ibeaconEverybody is talking about iBeacons, the small transmitters based on the energy-saving version of Bluetooth 4.0, the standard Bluetooth Low Energy (BLE). These small gizmos can be placed anywhere and send from there signals up to 30 meters to inform shoppers about special offers and promotions. However, an intelligent app needs to be installed on the mobile device, before it is possible to receive the signal of an iBeacon.

One application, for instance, can distribute messages at a specific ‘Point of Interest’ (store, bus stop, café, etc.), similar to previously used geo-push technology based on GPS, but with a much reduced impact on battery life and extended precision, as iBeacons usually work with button cells that are reliable for months or even years. Another application is an indoor positioning system, which helps smart phones determine their approximate location or context, facilitating not only advertising at the points of sale , but analyzing at the same time the purchasing behavior of customers in real-time.
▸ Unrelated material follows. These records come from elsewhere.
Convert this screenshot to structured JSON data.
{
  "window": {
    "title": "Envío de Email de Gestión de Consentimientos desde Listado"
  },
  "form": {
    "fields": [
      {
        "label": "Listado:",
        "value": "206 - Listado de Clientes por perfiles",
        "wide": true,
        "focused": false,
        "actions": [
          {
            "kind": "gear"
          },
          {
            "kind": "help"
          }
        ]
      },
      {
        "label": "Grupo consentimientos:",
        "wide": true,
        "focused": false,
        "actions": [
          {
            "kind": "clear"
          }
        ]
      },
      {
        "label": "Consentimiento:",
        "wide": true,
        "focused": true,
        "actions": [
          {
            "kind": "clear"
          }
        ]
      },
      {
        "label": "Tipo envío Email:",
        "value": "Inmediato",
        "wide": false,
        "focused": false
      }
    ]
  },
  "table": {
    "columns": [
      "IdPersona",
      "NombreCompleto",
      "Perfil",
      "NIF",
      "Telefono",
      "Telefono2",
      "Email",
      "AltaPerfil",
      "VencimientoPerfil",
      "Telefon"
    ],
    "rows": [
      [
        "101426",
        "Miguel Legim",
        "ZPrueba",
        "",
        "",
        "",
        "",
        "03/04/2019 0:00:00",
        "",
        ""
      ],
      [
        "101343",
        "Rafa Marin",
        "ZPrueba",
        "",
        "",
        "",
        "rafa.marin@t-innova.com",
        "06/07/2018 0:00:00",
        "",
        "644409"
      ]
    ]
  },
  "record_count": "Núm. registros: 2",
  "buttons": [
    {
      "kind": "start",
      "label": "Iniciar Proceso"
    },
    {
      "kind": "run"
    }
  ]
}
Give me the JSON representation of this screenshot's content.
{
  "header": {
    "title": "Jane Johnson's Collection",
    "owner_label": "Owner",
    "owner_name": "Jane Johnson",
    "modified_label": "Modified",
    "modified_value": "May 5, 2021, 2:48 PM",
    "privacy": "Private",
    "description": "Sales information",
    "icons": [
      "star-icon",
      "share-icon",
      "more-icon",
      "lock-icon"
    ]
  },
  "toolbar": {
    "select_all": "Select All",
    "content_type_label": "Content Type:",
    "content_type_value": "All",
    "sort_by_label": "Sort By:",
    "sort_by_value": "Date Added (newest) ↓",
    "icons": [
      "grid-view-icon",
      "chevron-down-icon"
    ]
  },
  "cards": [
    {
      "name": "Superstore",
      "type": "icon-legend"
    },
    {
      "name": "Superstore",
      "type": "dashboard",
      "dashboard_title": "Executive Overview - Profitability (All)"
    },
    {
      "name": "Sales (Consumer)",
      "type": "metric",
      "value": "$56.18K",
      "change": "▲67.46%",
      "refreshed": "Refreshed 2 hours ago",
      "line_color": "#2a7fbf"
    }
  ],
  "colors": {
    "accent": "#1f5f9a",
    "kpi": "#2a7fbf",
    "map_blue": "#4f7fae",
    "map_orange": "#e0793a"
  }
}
There is almost an infinite number of application scenarios that can be controlled by intelligent apps that spurs marketers’ interests, isn’t it?

Now, the first beacon projects in retail stores not only prove the great potential of the technology, but also reveal, as usual, that the theory still leaves some homework to be done in practice. Because, although the good user response is encouraging for a start, there are often more technical teething problems than expected. Let us look at the technology and strategy issues to be dealt with:


Check on site the mobile service reception: If the signal strength for the number of shopper is insufficient, consider offering free Wi-Fi in the store. That way your beacon is used optimally and your app can be downloaded directly.

Level Beacons individually: The first pilot projects have shown that obstacles and materials such as steel, coated glass, concrete and even the amount of store visitors can change the signal range of beacons. An individual calibration of the transmitter ensures that there are no overlaps.

Adjust the position of the Beacons at the POS to the circumstances and the Beacon strategy: If, for example, you want to address store visitors that leave the POS without purchase, then beacons must be installed at the cash register and the exit. For other strategies, simply look for suitable positions in the store.

Ensure data security: Make sure that only you as a company have safe access to the Beacon data. This includes two aspects: First, a secure encryption of data and Beacon ID; and secondly, making sure that only you have the control over the own data. Because, same as in the area of ‘Real Time Bidding’ (RTB), there are providers in the field of Beacons as well, that allow competitors to use your data for their own targeting.

Plan the start reliably: When you have completed the initial installation, it is best to start with a practical test of a manageable size. Whoever starts with promising customers sales discounts and then has nothing to offer due to technical problems is unnecessarily rocking the boat.

Pay attention to the terms: Check with your Beacon partner, which terms he can guarantee, not to avoid unexpected failures. As said, modern Beacons work up to two years when battery-powered.


Think holisticly: The Beacon application must be embedded in a comprehensive, customized marketing strategy in order to be successful, and include a holistic multichannel tracking. Only that way for instance, cross-retargeting is possible, which means addressing offline users targeted online and vice versa.

Create acceptance and awareness at the POS: For app installation, get the consent of the user (ideally via incentives), as it later increases the acceptance for sending push messages and indicates that your app via Beacons provides added value, point shoppers on-site to your Beacons offers. In addition, point out that Bluetooth must be enabled to receive signals.

Provide app marketing: For Beacons to be worth the trouble, their app must have enough reach. A reasonable package of measures should be SEO in each AppStore, Programmatic Advertising, and Marketing Performance via Adwords, as well as include Facebook and Twitter (optimized for CPI - Cost per Install). Depending on the features of your app, you can also rely on viral marketing or traditional PR.

Create added value: Both app and Beacons can more than just sell, through product consulting or in-store navigation they create attractive added value for your customers, so that they download your app. Coupons and discounts are part of it as well, but the app should not be perceived as a mere coupon machine.

Increase app usage: Via the feature "Suggested Apps", the user can be referred directly to your app at the POS, at the lock screen of the smartphone, either via your Beacons or via geo-fencing. In the latter case, it works even if the app is not installed yet. You can trigger additional app downloads that way, however, should offer free Wi-Fi to do so.

Less is more: Do not bombard the user with push messages under any circumstances, otherwise he will quickly log off. Users expect from apps and Beacons real benefit through individual contact and interaction, and then you reach a particularly interested audience with high relevance. Hence, do not use a scattergun approach, but selective, personalized communications.

Train your staff: This new technology has to be explained to them. You will only achieve the acceptance of Beacons, if your employees can explain Beacons as well as their benefits. They should also be able to properly respond to privacy concerns and explain that nothing happens against the users’ wishes.

The push for real-time marketing with some help of Beacons is creating amazing new opportunities for marketers and dealers.

By Daniela La Marca